    No wonder so many children die every year of drowning - just mere feet from their parents and other people.

    http://gcaptain.com.nyud.net/maritime/blog/drowning/?10981

     
  2. FriendofSpurgeon

    FriendofSpurgeon
    Expand Collapse
    Well-Known Member

    Joined:
    Feb 24, 2003
    Messages:
    3,052
    Likes Received:
    36
    Excellent post.

    Please, please, please make sure that (1) your children know how to swim and (2) your children know how to save others who are drowning.

    Also, if you live or visit near the ocean, please teach them how to get out of an undertow situation.

    These are life & death situations and it's simply incredible the number of children (and adults) that do not know how to swim and know basic lifesaving.
     
  3. Scarlett O.

    Scarlett O.
    Expand Collapse
    Well-Known Member

    Joined:
    May 22, 2002
    Messages:
    9,833
    Likes Received:
    114
    All I can keep thinking of is how did I get to be 48 years old and not know this? I would have taught this the last week of school to my students every year for the past 27 years. I had no clue.

    Here's a testimony from someone on another board who read this article.

    [QUOTE-Anchor (from the FFF)] My son is a lifeguard instructor and I have been a certified lifeguard for as many years as I can remember. Very few times have either of us had to actually rescue someone. However, once you've seen someone revert to that instinctive drowning position there is something so gripping and unnatural about the position of the face in the water that it is difficult not to instantly recognize it even in a crowd. Training videos do as well as they can, but even then the staged nature of it does not do it justice.

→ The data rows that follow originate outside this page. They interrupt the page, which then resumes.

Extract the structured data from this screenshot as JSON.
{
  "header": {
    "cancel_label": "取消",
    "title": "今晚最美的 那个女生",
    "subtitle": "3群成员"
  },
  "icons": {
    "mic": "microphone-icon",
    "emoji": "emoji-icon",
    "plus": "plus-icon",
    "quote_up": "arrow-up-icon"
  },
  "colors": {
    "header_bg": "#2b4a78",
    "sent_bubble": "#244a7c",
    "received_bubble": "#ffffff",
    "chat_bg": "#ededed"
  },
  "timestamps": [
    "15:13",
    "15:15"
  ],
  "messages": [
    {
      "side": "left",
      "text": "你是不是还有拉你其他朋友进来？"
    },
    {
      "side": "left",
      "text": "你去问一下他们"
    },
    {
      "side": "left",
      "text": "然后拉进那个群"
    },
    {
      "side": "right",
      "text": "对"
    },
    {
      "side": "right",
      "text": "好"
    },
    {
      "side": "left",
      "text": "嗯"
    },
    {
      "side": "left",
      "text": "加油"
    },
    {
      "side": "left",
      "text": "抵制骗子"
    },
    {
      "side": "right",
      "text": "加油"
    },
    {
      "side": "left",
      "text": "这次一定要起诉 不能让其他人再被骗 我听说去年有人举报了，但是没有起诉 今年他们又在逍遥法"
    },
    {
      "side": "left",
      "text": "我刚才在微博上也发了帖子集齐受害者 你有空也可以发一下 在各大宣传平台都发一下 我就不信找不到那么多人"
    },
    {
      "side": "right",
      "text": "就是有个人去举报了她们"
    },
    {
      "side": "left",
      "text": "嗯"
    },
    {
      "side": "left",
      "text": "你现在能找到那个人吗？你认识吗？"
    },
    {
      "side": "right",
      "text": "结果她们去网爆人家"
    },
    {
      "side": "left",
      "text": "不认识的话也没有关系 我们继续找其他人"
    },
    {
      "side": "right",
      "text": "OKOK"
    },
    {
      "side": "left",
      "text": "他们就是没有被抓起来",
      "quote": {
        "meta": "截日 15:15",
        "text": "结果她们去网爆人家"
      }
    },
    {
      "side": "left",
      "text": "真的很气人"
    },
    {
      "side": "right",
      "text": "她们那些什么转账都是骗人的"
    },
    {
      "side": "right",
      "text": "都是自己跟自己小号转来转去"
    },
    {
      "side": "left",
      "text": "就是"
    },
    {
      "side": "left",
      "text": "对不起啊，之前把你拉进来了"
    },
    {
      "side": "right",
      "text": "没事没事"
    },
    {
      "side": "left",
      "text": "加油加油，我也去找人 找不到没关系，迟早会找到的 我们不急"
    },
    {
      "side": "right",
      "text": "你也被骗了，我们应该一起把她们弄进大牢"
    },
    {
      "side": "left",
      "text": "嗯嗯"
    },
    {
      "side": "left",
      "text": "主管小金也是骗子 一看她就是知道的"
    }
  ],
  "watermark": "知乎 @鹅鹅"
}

    What is truly weird is that anybody, once instinct takes over, is incapable of doing anything but. I had to retrieve another lifeguard one time that was a much stronger swimmer than I am, but had gotten in a situation and instinct took over. He would have been graveyard dead without help, even though there was no physical reason he could not have swum or treaded his way out of the situation.
    [/QUOTE]
     
  4. Gwen

    Gwen
    Expand Collapse
    Active Member

    Joined:
    Sep 7, 2004
    Messages:
    4,107
    Likes Received:
    5
    Thanks, Scarlett. Excellent info for us all! I would never have known what to look for, and thought thrashing around and screaming for help was the sign that someone was in trouble. I hope and pray that I never have to see someone in this position, but I'm better informed now if I ever do.
     
  5. Gina B

    Gina B
    Expand Collapse
    Active Member

    Joined:
    Dec 30, 2000
    Messages:
    16,944
    Likes Received:
    1
    I don't remember anymore how old I was, but my brother saved me from drowning. I was somewhere between 7 and 10. Ever since then, I've thought that it would be the best way to go.

    It was the most peaceful moment of my life. I didn't know until you posted this that the reaction of my body was normal. In fact, I couldn't answer and wondered myself when I was yelled at and asked why I didn't scream for help or anything.

    I knew I was drowning, but nothing about my body worked right, and I didn't feel like I could even try. I was in a pond and all the members of my family were sitting on a picnic bench a little ways away. I saw them and remember thinking "they don't even know and they aren't even looking," then my head went back and I was just looking at the blue sky, totally at peace, hands at my side like I was standing...very very peaceful feeling, and I remember being angry that my brother disturbed the process. It just was so peaceful and natural. There was no pain and no sensation of suffocating at all. Totally different than what you'd think you'd feel.

    Maybe that part comes later though. I coughed or somehow dispelled water and was fine, didn't require medical attention. I think I was sick for about a week after, but that was it.

    Cool looking sky though...can't imagine a better way to go than looking up at a perfect sky and know it's where you're headed!
     
  6. menageriekeeper

    menageriekeeper
    Expand Collapse
    Active Member

    Joined:
    Feb 20, 2004
    Messages:
    7,152
    Likes Received:
    0
    THanks Scarlett. Very good info.
     

Share This Page

Loading...